“America has been a central part of stopping the advance of the jihadists,” Bolton, a former U.S. ambassador to the United Nations, declared, while urging skepticism of the perils facing the United States. “We need a critical look at where we are today, and where we will have to go to tackle the massive challenges confronting America and the world in the decades to come.”
Addressing the crowd, he noted that “misinformed criticism” of the American-European partnership has led to the attack on America by terrorist groups and “threatened the Western way of life,” and that “a victory for terrorism would mean a potentially catastrophic blow against the Western Hemisphere and the world.”
During a panel discussion about the way the U.S. global influence has eroded in recent years, Post columnist Carl Bernstein asked whether the U.S. should be as confident as Bolton that its dominant role in the world will continue. This question, said James Dobson, whose conservative organization the Colorado Springs-based Focus on the Family influences U.S. politicians, is a “stumbling block for moral conservatives in this country, and it reminds me, in fact, of Chamberlain in Europe.”

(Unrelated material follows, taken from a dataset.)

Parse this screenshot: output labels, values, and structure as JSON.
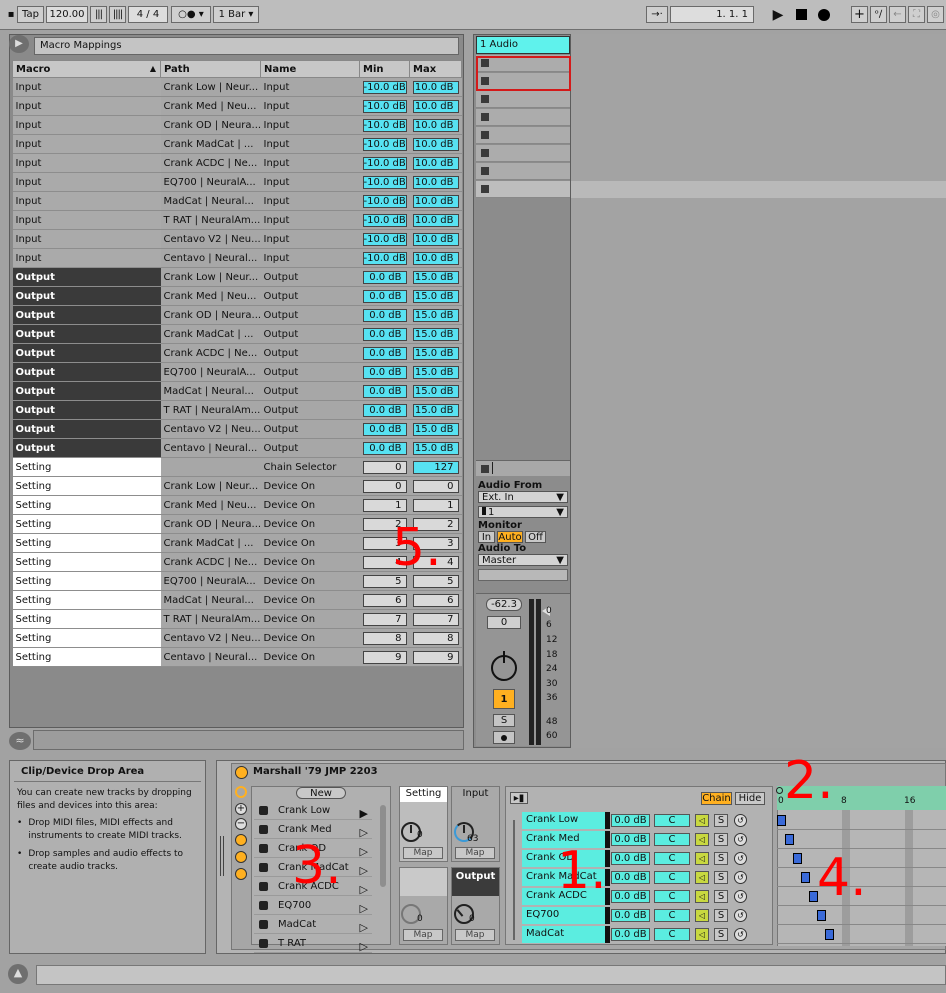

One Muslim and a former anti-abortion protester said that the presidential election was the “happiest time” for Muslims in America.
“Trump has inspired people to join the Muslim community,” said Mustafa Abu al-Yazid, a senior fellow at Georgetown University’s John K. Llewellyn Jr. Center for Transatlantic Relations.
Bolton recalled the enthralling situation in 1990 when, he said, the current president walked around the United Nations alongside bin Laden, saying, “We will find you.”
In that moment, Bolton said, bin Laden was waiting to be hit. “If you knew when the invasion was going to be, you would have done the bombing first.”
Bolton also praised Trump for recognizing Jerusalem as the capital of Israel, and said that he hoped Trump would soon withdraw from the Iran nuclear deal and impose sanctions to strengthen the U.S.’s hand in dealing with the Iranian regime.
“We need to put the major Islamic threat of today into the context of history, and take that threat seriously,” Bolton said.
Michael Morell, former deputy director of the CIA, told the audience, “We just don’t have the tools right now. We’re paralyzed by narcissism. We’re paralyzed by thought bubbles.”
The response, he said, has allowed the unhinged fringe — the ones that prefer to paint themselves as martyrs rather than submit to reality — to burn their flag, to dominate the media and to believe their new-found heroism will win the day. “We have a crisis of confidence,” he said. “And if you’re the Trump administration and you want to be tough and radical, then you have plenty of people ready to be your advocates.”
Former Director of National Intelligence James Clapper, who served under both presidents Barack Obama and George W. Bush, told the audience: “We believe it’s obvious that the president has many, many different views. There’s nothing wrong with that. That’s the beauty of our system of checks and balances.”
“But when you put it together with ideologues like John Bolton — who, in addition to being ignorant of strategic reality has demonstrated, since he was the director of the national intelligence service that he doesn’t understand that — I am concerned,” Clapper continued. “We all have to see through this narrative that has been built up. And John Bolton has given this narrative more ammunition.”
The panel discussion also included Carl Pope, the co-founder of the Sierra Club, and Donna Shalala, the former president of the University of Miami and former secretary of health and human services in the